As countries across the world begin to roll out Covid-19 vaccination, Jesuit Refugees Service (JRS) has called on country leaders to prioritize equal supply of the vaccines and include refugees and other forcibly displaced people in the distribution plan.
In a report published on Thursday, March 4, by JRS an international Catholic organization with a mission to accompany, serve, and advocate on behalf of refugees and other forcibly displaced persons, the Director Fr. Thomas H. Smolich said, “Equal access to vaccinations is necessary to ensure public health for all in society. We cannot heal and move forward until all of us, including forcibly displaced people, are vaccinated.”
According to the leadership of JRS, “The dignity of each human person must be the guiding principle for global and national vaccination efforts.”
The organization has reiterated Pope Francis’ message who called upon government leaders, business, and international organizations to foster “cooperation and not competition, and to seek a solution for everyone” rather than “letting the law of the marketplace and patents take precedence over the law of love and the health of humanity.”
“His argument has not fallen on deaf ears,” Fr. Smolich a member of the Society of Jesus (Jesuit) said in the Thursday report and continued, “The World Health Organization (WHO) is encouraging equitable vaccine distribution through the COVID-19 Vaccines Global Access (COVAX) initiative, which includes special provisions for refugees.
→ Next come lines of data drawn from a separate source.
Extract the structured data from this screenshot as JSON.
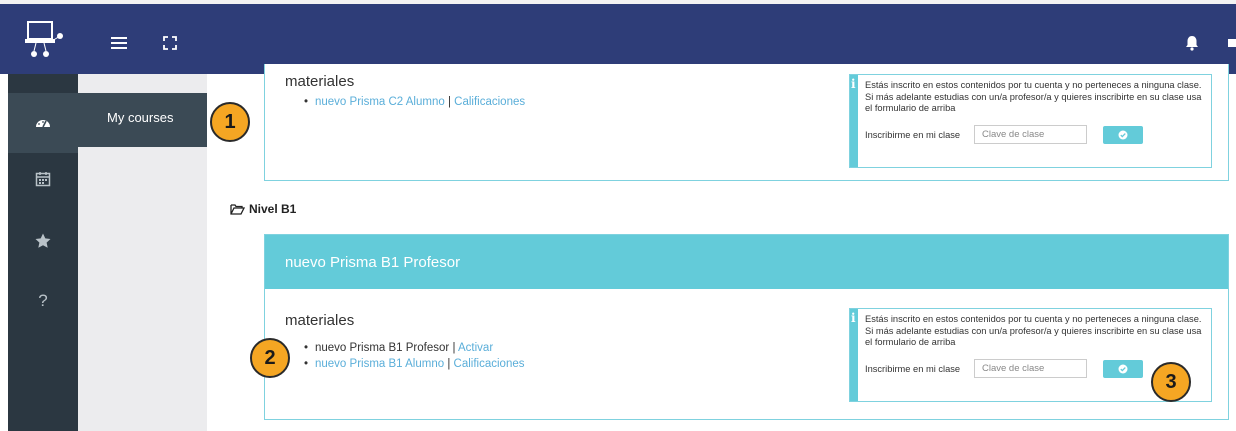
{
  "sidebar": {
    "items": [
      {
        "icon": "dashboard-icon"
      },
      {
        "icon": "calendar-icon"
      },
      {
        "icon": "star-icon"
      },
      {
        "icon": "help-icon",
        "label": "?"
      }
    ],
    "flyout_label": "My courses"
  },
  "courses": [
    {
      "materials_title": "materiales",
      "materials": [
        {
          "name": "nuevo Prisma C2 Alumno",
          "name_is_link": true,
          "sep": "|",
          "action": "Calificaciones"
        }
      ],
      "info_text": "Estás inscrito en estos contenidos por tu cuenta y no perteneces a ninguna clase. Si más adelante estudias con un/a profesor/a y quieres inscribirte en su clase usa el formulario de arriba",
      "enroll_label": "Inscribirme en mi clase",
      "enroll_placeholder": "Clave de clase"
    },
    {
      "title": "nuevo Prisma B1 Profesor",
      "materials_title": "materiales",
      "materials": [
        {
          "name": "nuevo Prisma B1 Profesor",
          "name_is_link": false,
          "sep": "|",
          "action": "Activar"
        },
        {
          "name": "nuevo Prisma B1 Alumno",
          "name_is_link": true,
          "sep": "|",
          "action": "Calificaciones"
        }
      ],
      "info_text": "Estás inscrito en estos contenidos por tu cuenta y no perteneces a ninguna clase. Si más adelante estudias con un/a profesor/a y quieres inscribirte en su clase usa el formulario de arriba",
      "enroll_label": "Inscribirme en mi clase",
      "enroll_placeholder": "Clave de clase"
    }
  ],
  "level_heading": "Nivel B1",
  "callouts": [
    "1",
    "2",
    "3"
  ],
  "colors": {
    "topbar": "#2e3d78",
    "rail": "#2b3741",
    "accent": "#63cbd9",
    "link": "#5aaed9",
    "badge": "#f5a623"
  }
}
The JRS who believes that journeying with refugees is the most important way to express solidarity and concern for their wellbeing disclosed that, “Many forcibly displaced people live without legal status, and their fears of being detained and deported through participation in vaccination programs must be addressed.”
The report highlighted that the protracted Covid-19 pandemic has brought great challenges for displaced people around the world noting that, “Refugee girls and women confined to their homes face heightened risks of gender-based violence, access to school for refugee children has been limited, employment and economic opportunities have been stunted, and the global economic recession has caused food shortages in refugee camps and poor communities.”
As a way forward, the Organization has promised to continue accompanying “refugees and work with regional partner organizations to provide support where needed.”
They have further called on “all decision-makers to address the needs of everyone within and beyond their borders, including those who have been forcibly displaced.” Additionally, the report indicates that “JRS supports efforts to temporarily suspend intellectual and patent rights for COVID-19 vaccines, allowing more rapid and cost-effective vaccine production in the developing world itself.”
Fr. Smolich the Director of the Jesuit 40-year organization added, “The vaccine brings hope to end the pandemic’s suffering, and JRS affirms that everyone is entitled to share in that hope.”
JRS helps refugees in 56 countries around the world including six in the Association of Member Episcopal Conferences in Eastern Africa (AMECEA) countries: Uganda, Ethiopia, South Sudan, Tanzania, Malawi and Kenya.